# [EXERCISE DESCRIPTION]
All records are to be restated exactly, each line as it reads.

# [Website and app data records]
□ □ □ □

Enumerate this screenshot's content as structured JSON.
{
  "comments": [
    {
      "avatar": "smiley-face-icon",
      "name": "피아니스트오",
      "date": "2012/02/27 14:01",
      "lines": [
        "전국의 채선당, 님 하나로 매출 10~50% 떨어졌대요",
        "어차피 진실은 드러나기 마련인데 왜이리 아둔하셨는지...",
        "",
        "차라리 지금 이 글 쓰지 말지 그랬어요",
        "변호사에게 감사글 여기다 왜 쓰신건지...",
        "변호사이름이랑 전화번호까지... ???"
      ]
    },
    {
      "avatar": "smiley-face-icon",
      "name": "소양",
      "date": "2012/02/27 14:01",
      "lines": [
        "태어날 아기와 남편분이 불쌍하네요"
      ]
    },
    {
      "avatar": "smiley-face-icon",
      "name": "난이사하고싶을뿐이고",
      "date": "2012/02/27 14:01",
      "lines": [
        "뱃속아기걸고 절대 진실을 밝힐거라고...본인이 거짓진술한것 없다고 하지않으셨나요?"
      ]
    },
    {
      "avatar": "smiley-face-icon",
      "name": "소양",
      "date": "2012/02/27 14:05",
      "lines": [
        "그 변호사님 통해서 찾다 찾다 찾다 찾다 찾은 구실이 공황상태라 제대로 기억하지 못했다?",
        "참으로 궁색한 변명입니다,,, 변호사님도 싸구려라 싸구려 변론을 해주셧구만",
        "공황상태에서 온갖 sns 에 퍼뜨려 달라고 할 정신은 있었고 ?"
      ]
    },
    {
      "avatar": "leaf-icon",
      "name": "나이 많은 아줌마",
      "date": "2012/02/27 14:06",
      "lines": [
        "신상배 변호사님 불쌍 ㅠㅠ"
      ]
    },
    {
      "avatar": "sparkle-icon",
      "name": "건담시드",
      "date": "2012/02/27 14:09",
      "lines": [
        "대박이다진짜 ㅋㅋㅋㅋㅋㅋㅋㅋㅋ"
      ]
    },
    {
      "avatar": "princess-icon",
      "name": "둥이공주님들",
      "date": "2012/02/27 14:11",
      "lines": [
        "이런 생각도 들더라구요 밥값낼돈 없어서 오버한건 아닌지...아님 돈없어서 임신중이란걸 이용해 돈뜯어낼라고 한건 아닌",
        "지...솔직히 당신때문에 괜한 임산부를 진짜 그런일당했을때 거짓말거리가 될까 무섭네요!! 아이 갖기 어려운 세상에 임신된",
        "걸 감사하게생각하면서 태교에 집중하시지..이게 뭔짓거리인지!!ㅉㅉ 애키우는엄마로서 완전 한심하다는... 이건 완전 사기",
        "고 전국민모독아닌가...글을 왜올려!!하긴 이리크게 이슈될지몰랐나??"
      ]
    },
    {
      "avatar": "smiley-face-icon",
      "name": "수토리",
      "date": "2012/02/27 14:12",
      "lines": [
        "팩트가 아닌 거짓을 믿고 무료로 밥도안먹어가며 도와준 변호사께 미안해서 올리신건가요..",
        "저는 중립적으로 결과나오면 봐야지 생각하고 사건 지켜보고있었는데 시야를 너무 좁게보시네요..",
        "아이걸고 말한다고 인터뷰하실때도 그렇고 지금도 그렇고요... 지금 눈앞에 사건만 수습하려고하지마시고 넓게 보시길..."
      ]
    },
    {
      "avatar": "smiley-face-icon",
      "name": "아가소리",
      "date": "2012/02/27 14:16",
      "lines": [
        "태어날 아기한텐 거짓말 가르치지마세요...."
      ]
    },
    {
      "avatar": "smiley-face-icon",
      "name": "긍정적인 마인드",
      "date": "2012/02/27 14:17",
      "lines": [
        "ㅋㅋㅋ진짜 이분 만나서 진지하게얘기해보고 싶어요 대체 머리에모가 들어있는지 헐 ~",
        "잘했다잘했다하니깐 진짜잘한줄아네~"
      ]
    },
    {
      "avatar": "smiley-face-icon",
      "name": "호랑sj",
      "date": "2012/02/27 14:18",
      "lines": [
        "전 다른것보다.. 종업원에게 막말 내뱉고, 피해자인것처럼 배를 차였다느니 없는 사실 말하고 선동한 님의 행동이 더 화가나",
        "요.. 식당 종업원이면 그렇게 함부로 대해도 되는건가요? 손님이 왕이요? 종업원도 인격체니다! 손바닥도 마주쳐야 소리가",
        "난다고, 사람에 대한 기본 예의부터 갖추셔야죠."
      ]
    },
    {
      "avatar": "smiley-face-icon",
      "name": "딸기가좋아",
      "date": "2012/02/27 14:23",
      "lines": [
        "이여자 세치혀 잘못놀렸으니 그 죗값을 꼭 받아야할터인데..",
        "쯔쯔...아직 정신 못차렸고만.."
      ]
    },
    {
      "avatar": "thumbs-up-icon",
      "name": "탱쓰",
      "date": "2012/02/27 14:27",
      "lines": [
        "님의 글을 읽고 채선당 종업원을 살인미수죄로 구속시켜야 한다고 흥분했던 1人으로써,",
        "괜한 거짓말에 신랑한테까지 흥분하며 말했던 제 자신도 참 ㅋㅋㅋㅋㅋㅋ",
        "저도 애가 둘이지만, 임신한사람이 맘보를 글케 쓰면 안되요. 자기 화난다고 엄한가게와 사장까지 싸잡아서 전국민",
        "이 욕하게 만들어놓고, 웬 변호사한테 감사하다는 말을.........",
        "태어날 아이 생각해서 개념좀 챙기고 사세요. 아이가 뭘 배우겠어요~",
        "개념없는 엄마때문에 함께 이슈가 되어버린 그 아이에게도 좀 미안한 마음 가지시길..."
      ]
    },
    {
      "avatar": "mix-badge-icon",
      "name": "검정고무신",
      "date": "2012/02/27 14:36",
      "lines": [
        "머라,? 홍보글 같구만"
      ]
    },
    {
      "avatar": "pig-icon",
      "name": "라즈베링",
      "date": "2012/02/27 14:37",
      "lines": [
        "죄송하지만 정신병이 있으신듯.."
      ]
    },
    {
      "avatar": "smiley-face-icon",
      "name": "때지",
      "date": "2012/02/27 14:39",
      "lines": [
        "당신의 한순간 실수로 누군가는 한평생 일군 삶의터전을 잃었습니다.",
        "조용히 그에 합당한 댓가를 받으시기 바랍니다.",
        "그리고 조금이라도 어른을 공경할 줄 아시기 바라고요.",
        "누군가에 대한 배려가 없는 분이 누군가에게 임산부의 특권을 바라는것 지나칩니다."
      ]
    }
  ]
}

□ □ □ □

# [EXPECTED ANSWER]
Enumerate this screenshot's content as structured JSON.
{
  "comments": [
    {
      "avatar": "smiley-face-icon",
      "name": "피아니스트오",
      "date": "2012/02/27 14:01",
      "lines": [
        "전국의 채선당, 님 하나로 매출 10~50% 떨어졌대요",
        "어차피 진실은 드러나기 마련인데 왜이리 아둔하셨는지...",
        "",
        "차라리 지금 이 글 쓰지 말지 그랬어요",
        "변호사에게 감사글 여기다 왜 쓰신건지...",
        "변호사이름이랑 전화번호까지... ???"
      ]
    },
    {
      "avatar": "smiley-face-icon",
      "name": "소양",
      "date": "2012/02/27 14:01",
      "lines": [
        "태어날 아기와 남편분이 불쌍하네요"
      ]
    },
    {
      "avatar": "smiley-face-icon",
      "name": "난이사하고싶을뿐이고",
      "date": "2012/02/27 14:01",
      "lines": [
        "뱃속아기걸고 절대 진실을 밝힐거라고...본인이 거짓진술한것 없다고 하지않으셨나요?"
      ]
    },
    {
      "avatar": "smiley-face-icon",
      "name": "소양",
      "date": "2012/02/27 14:05",
      "lines": [
        "그 변호사님 통해서 찾다 찾다 찾다 찾다 찾은 구실이 공황상태라 제대로 기억하지 못했다?",
        "참으로 궁색한 변명입니다,,, 변호사님도 싸구려라 싸구려 변론을 해주셧구만",
        "공황상태에서 온갖 sns 에 퍼뜨려 달라고 할 정신은 있었고 ?"
      ]
    },
    {
      "avatar": "leaf-icon",
      "name": "나이 많은 아줌마",
      "date": "2012/02/27 14:06",
      "lines": [
        "신상배 변호사님 불쌍 ㅠㅠ"
      ]
    },
    {
      "avatar": "sparkle-icon",
      "name": "건담시드",
      "date": "2012/02/27 14:09",
      "lines": [
        "대박이다진짜 ㅋㅋㅋㅋㅋㅋㅋㅋㅋ"
      ]
    },
    {
      "avatar": "princess-icon",
      "name": "둥이공주님들",
      "date": "2012/02/27 14:11",
      "lines": [
        "이런 생각도 들더라구요 밥값낼돈 없어서 오버한건 아닌지...아님 돈없어서 임신중이란걸 이용해 돈뜯어낼라고 한건 아닌",
        "지...솔직히 당신때문에 괜한 임산부를 진짜 그런일당했을때 거짓말거리가 될까 무섭네요!! 아이 갖기 어려운 세상에 임신된",
        "걸 감사하게생각하면서 태교에 집중하시지..이게 뭔짓거리인지!!ㅉㅉ 애키우는엄마로서 완전 한심하다는... 이건 완전 사기",
        "고 전국민모독아닌가...글을 왜올려!!하긴 이리크게 이슈될지몰랐나??"
      ]
    },
    {
      "avatar": "smiley-face-icon",
      "name": "수토리",
      "date": "2012/02/27 14:12",
      "lines": [
        "팩트가 아닌 거짓을 믿고 무료로 밥도안먹어가며 도와준 변호사께 미안해서 올리신건가요..",
        "저는 중립적으로 결과나오면 봐야지 생각하고 사건 지켜보고있었는데 시야를 너무 좁게보시네요..",
        "아이걸고 말한다고 인터뷰하실때도 그렇고 지금도 그렇고요... 지금 눈앞에 사건만 수습하려고하지마시고 넓게 보시길..."
      ]
    },
    {
      "avatar": "smiley-face-icon",
      "name": "아가소리",
      "date": "2012/02/27 14:16",
      "lines": [
        "태어날 아기한텐 거짓말 가르치지마세요...."
      ]
    },
    {
      "avatar": "smiley-face-icon",
      "name": "긍정적인 마인드",
      "date": "2012/02/27 14:17",
      "lines": [
        "ㅋㅋㅋ진짜 이분 만나서 진지하게얘기해보고 싶어요 대체 머리에모가 들어있는지 헐 ~",
        "잘했다잘했다하니깐 진짜잘한줄아네~"
      ]
    },
    {
      "avatar": "smiley-face-icon",
      "name": "호랑sj",
      "date": "2012/02/27 14:18",
      "lines": [
        "전 다른것보다.. 종업원에게 막말 내뱉고, 피해자인것처럼 배를 차였다느니 없는 사실 말하고 선동한 님의 행동이 더 화가나",
        "요.. 식당 종업원이면 그렇게 함부로 대해도 되는건가요? 손님이 왕이요? 종업원도 인격체니다! 손바닥도 마주쳐야 소리가",
        "난다고, 사람에 대한 기본 예의부터 갖추셔야죠."
      ]
    },
    {
      "avatar": "smiley-face-icon",
      "name": "딸기가좋아",
      "date": "2012/02/27 14:23",
      "lines": [
        "이여자 세치혀 잘못놀렸으니 그 죗값을 꼭 받아야할터인데..",
        "쯔쯔...아직 정신 못차렸고만.."
      ]
    },
    {
      "avatar": "thumbs-up-icon",
      "name": "탱쓰",
      "date": "2012/02/27 14:27",
      "lines": [
        "님의 글을 읽고 채선당 종업원을 살인미수죄로 구속시켜야 한다고 흥분했던 1人으로써,",
        "괜한 거짓말에 신랑한테까지 흥분하며 말했던 제 자신도 참 ㅋㅋㅋㅋㅋㅋ",
        "저도 애가 둘이지만, 임신한사람이 맘보를 글케 쓰면 안되요. 자기 화난다고 엄한가게와 사장까지 싸잡아서 전국민",
        "이 욕하게 만들어놓고, 웬 변호사한테 감사하다는 말을.........",
        "태어날 아이 생각해서 개념좀 챙기고 사세요. 아이가 뭘 배우겠어요~",
        "개념없는 엄마때문에 함께 이슈가 되어버린 그 아이에게도 좀 미안한 마음 가지시길..."
      ]
    },
    {
      "avatar": "mix-badge-icon",
      "name": "검정고무신",
      "date": "2012/02/27 14:36",
      "lines": [
        "머라,? 홍보글 같구만"
      ]
    },
    {
      "avatar": "pig-icon",
      "name": "라즈베링",
      "date": "2012/02/27 14:37",
      "lines": [
        "죄송하지만 정신병이 있으신듯.."
      ]
    },
    {
      "avatar": "smiley-face-icon",
      "name": "때지",
      "date": "2012/02/27 14:39",
      "lines": [
        "당신의 한순간 실수로 누군가는 한평생 일군 삶의터전을 잃었습니다.",
        "조용히 그에 합당한 댓가를 받으시기 바랍니다.",
        "그리고 조금이라도 어른을 공경할 줄 아시기 바라고요.",
        "누군가에 대한 배려가 없는 분이 누군가에게 임산부의 특권을 바라는것 지나칩니다."
      ]
    }
  ]
}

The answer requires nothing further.